## To do
Drop the images; return everything else in the listing below exactly.

## Entries supplied
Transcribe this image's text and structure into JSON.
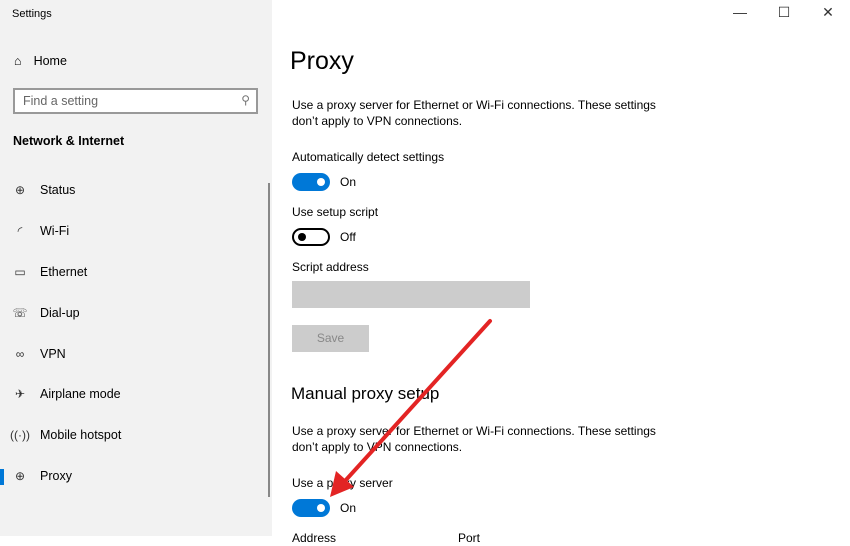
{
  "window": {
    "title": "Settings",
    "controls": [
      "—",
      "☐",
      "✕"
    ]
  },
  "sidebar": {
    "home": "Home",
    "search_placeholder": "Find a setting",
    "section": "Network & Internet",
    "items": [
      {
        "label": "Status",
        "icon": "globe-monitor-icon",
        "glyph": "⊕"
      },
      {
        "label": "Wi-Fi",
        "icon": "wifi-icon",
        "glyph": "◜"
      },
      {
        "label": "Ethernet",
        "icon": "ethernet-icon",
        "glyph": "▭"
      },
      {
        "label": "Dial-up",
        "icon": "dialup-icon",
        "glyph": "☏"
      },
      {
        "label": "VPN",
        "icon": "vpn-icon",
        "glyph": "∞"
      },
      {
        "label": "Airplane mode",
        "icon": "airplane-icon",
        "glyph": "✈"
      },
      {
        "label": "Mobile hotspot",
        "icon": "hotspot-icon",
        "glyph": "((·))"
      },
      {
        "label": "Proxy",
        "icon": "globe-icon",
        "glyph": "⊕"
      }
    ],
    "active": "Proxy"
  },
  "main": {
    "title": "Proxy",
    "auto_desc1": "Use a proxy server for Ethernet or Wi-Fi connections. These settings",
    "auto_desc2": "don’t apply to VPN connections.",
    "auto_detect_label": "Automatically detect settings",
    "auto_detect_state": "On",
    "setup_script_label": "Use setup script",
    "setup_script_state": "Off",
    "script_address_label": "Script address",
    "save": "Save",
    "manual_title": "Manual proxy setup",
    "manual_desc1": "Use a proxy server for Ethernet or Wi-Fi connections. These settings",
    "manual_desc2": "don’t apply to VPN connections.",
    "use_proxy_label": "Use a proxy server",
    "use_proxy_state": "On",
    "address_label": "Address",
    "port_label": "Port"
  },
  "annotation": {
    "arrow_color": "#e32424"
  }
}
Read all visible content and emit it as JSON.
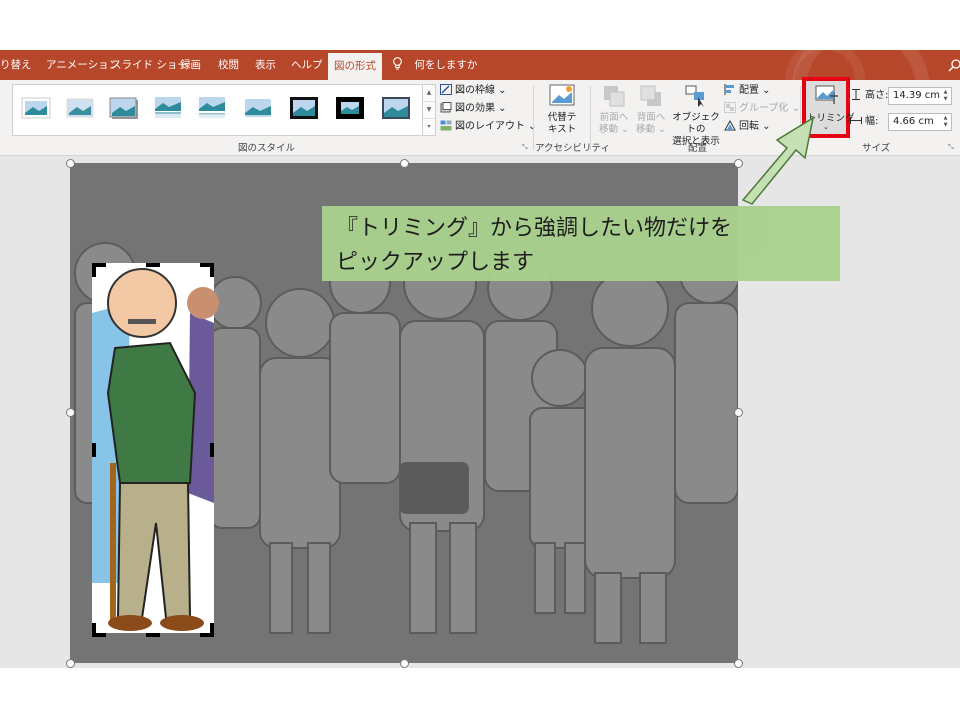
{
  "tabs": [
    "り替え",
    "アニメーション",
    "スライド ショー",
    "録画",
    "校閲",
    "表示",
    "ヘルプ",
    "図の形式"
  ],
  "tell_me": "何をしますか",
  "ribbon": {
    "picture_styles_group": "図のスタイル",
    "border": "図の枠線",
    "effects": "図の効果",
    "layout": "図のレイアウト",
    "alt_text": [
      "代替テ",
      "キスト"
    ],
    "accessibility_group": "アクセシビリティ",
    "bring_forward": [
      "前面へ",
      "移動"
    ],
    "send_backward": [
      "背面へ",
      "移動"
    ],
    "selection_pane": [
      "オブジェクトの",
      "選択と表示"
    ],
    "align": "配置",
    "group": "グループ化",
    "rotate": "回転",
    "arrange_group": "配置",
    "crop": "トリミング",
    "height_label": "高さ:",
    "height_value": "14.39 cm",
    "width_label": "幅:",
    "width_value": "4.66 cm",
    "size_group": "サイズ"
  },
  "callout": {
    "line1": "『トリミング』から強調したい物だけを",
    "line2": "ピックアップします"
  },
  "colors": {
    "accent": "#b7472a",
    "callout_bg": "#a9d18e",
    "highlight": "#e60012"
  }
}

## Task result
Transcribe this image's text and structure into JSON.
{
  "window": {
    "title": "Settings",
    "controls": [
      "—",
      "☐",
      "✕"
    ]
  },
  "sidebar": {
    "home": "Home",
    "search_placeholder": "Find a setting",
    "section": "Network & Internet",
    "items": [
      {
        "label": "Status",
        "icon": "globe-monitor-icon",
        "glyph": "⊕"
      },
      {
        "label": "Wi-Fi",
        "icon": "wifi-icon",
        "glyph": "◜"
      },
      {
        "label": "Ethernet",
        "icon": "ethernet-icon",
        "glyph": "▭"
      },
      {
        "label": "Dial-up",
        "icon": "dialup-icon",
        "glyph": "☏"
      },
      {
        "label": "VPN",
        "icon": "vpn-icon",
        "glyph": "∞"
      },
      {
        "label": "Airplane mode",
        "icon": "airplane-icon",
        "glyph": "✈"
      },
      {
        "label": "Mobile hotspot",
        "icon": "hotspot-icon",
        "glyph": "((·))"
      },
      {
        "label": "Proxy",
        "icon": "globe-icon",
        "glyph": "⊕"
      }
    ],
    "active": "Proxy"
  },
  "main": {
    "title": "Proxy",
    "auto_desc1": "Use a proxy server for Ethernet or Wi-Fi connections. These settings",
    "auto_desc2": "don’t apply to VPN connections.",
    "auto_detect_label": "Automatically detect settings",
    "auto_detect_state": "On",
    "setup_script_label": "Use setup script",
    "setup_script_state": "Off",
    "script_address_label": "Script address",
    "save": "Save",
    "manual_title": "Manual proxy setup",
    "manual_desc1": "Use a proxy server for Ethernet or Wi-Fi connections. These settings",
    "manual_desc2": "don’t apply to VPN connections.",
    "use_proxy_label": "Use a proxy server",
    "use_proxy_state": "On",
    "address_label": "Address",
    "port_label": "Port"
  },
  "annotation": {
    "arrow_color": "#e32424"
  }
}
Read all visible content and emit it as JSON.
{
  "tabs": [
    "り替え",
    "アニメーション",
    "スライド ショー",
    "録画",
    "校閲",
    "表示",
    "ヘルプ",
    "図の形式"
  ],
  "tell_me": "何をしますか",
  "ribbon": {
    "picture_styles_group": "図のスタイル",
    "border": "図の枠線",
    "effects": "図の効果",
    "layout": "図のレイアウト",
    "alt_text": [
      "代替テ",
      "キスト"
    ],
    "accessibility_group": "アクセシビリティ",
    "bring_forward": [
      "前面へ",
      "移動"
    ],
    "send_backward": [
      "背面へ",
      "移動"
    ],
    "selection_pane": [
      "オブジェクトの",
      "選択と表示"
    ],
    "align": "配置",
    "group": "グループ化",
    "rotate": "回転",
    "arrange_group": "配置",
    "crop": "トリミング",
    "height_label": "高さ:",
    "height_value": "14.39 cm",
    "width_label": "幅:",
    "width_value": "4.66 cm",
    "size_group": "サイズ"
  },
  "callout": {
    "line1": "『トリミング』から強調したい物だけを",
    "line2": "ピックアップします"
  },
  "colors": {
    "accent": "#b7472a",
    "callout_bg": "#a9d18e",
    "highlight": "#e60012"
  }
}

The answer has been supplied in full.